Each line of the listing is to be copied exactly.

INFORMATION ▸
# # # # # # #

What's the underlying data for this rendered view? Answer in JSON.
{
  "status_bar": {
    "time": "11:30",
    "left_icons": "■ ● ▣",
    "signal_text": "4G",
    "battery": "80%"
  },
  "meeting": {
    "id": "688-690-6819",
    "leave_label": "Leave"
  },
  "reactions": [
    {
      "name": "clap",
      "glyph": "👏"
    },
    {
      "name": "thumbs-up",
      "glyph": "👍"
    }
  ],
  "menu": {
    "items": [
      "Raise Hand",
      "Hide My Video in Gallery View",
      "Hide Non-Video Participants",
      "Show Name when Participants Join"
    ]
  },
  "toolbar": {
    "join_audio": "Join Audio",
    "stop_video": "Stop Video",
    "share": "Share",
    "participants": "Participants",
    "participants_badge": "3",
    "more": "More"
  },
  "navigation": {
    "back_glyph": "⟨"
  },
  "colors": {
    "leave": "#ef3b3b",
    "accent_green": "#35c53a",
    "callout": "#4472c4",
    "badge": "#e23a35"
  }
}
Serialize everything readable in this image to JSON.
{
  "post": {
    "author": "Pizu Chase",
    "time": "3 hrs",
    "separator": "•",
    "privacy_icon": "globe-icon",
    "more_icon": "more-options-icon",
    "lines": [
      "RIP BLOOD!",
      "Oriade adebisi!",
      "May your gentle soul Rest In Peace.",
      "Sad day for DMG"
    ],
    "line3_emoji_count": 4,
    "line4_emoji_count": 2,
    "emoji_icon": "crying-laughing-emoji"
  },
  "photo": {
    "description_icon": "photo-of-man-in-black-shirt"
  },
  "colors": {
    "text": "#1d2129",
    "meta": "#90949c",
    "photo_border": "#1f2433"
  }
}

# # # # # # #

ANSWER TO THIS TASK ▸
What's the underlying data for this rendered view? Answer in JSON.
{
  "status_bar": {
    "time": "11:30",
    "left_icons": "■ ● ▣",
    "signal_text": "4G",
    "battery": "80%"
  },
  "meeting": {
    "id": "688-690-6819",
    "leave_label": "Leave"
  },
  "reactions": [
    {
      "name": "clap",
      "glyph": "👏"
    },
    {
      "name": "thumbs-up",
      "glyph": "👍"
    }
  ],
  "menu": {
    "items": [
      "Raise Hand",
      "Hide My Video in Gallery View",
      "Hide Non-Video Participants",
      "Show Name when Participants Join"
    ]
  },
  "toolbar": {
    "join_audio": "Join Audio",
    "stop_video": "Stop Video",
    "share": "Share",
    "participants": "Participants",
    "participants_badge": "3",
    "more": "More"
  },
  "navigation": {
    "back_glyph": "⟨"
  },
  "colors": {
    "leave": "#ef3b3b",
    "accent_green": "#35c53a",
    "callout": "#4472c4",
    "badge": "#e23a35"
  }
}
Serialize everything readable in this image to JSON.
{
  "post": {
    "author": "Pizu Chase",
    "time": "3 hrs",
    "separator": "•",
    "privacy_icon": "globe-icon",
    "more_icon": "more-options-icon",
    "lines": [
      "RIP BLOOD!",
      "Oriade adebisi!",
      "May your gentle soul Rest In Peace.",
      "Sad day for DMG"
    ],
    "line3_emoji_count": 4,
    "line4_emoji_count": 2,
    "emoji_icon": "crying-laughing-emoji"
  },
  "photo": {
    "description_icon": "photo-of-man-in-black-shirt"
  },
  "colors": {
    "text": "#1d2129",
    "meta": "#90949c",
    "photo_border": "#1f2433"
  }
}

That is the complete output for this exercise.